I guess most of the people on this board (with their Zero-Stack height setups) are not representative of the average bike shop customer.
|"Raise dat stem."||Fredrico|
Feb 13, 2003 9:56 AM
|That's a quote from a Rivendell article. I started riding a few years after MB1 did, and still have the stem only 2" lower than the saddle.
Instead of buying a smaller frame to drop the stem lower and get more aero, I lengthened the stem, twice. Now I have plenty of room to drop down, back flat, whether on the hoods or in the drops. Couldn't do that with a smaller frame, unless I put a really long stem on it. I have about 6" of seatpost showing.
Yes, it's much better to have the bars high enough so you can actually be somewhat comfortable in the drops. But reach is also important. A larger frame will provide both.
|re: Bicycle Setup for Nonracers||bianchi boy|
Feb 13, 2003 8:21 PM

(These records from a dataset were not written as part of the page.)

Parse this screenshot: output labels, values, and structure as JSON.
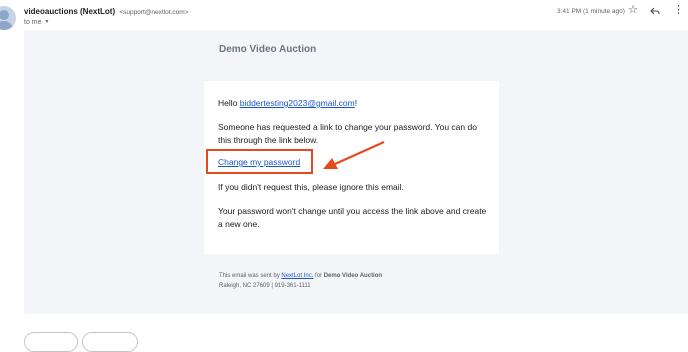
{
  "header": {
    "sender_name": "videoauctions (NextLot)",
    "sender_email": "<support@nextlot.com>",
    "recipient": "to me",
    "timestamp": "3:41 PM (1 minute ago)"
  },
  "email": {
    "brand_title": "Demo Video Auction",
    "greeting_prefix": "Hello ",
    "greeting_email": "biddertesting2023@gmail.com",
    "greeting_suffix": "!",
    "paragraph1": "Someone has requested a link to change your password. You can do this through the link below.",
    "change_link": "Change my password",
    "paragraph2": "If you didn't request this, please ignore this email.",
    "paragraph3": "Your password won't change until you access the link above and create a new one.",
    "footer_prefix": "This email was sent by ",
    "footer_company": "NextLot Inc.",
    "footer_mid": " for ",
    "footer_brand": "Demo Video Auction",
    "footer_address": "Raleigh, NC 27609 | 919-361-1111"
  },
  "annotation": {
    "color": "#e34a1e"
  },
  "icons": [
    "avatar",
    "chevron-down-icon",
    "star-icon",
    "reply-icon",
    "more-vert-icon",
    "arrow-annotation"
  ]
}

|What makes fit difficult nowadays is the threadless forks/stems being put on virtually all new bikes. Once you cut the steerer tube on your fork, there's no going back -- unless you want to buy a new fork. Unfortunately, a lot of bikes are sold in shops with steerers already cut pretty short, leaving the owners no alternative but to ride with a lot of drop. Riser stems are practically a necessity nowadays, even with an uncut steerer, if you prefer to ride with your handlebars Rivendell style. I've gotten used to riser stems and spacers now, but I get tired of comments from wannabe racers who think you shouldn't be allowed on a racing bike unless you've got a 4" drop from your saddle to bars.|| |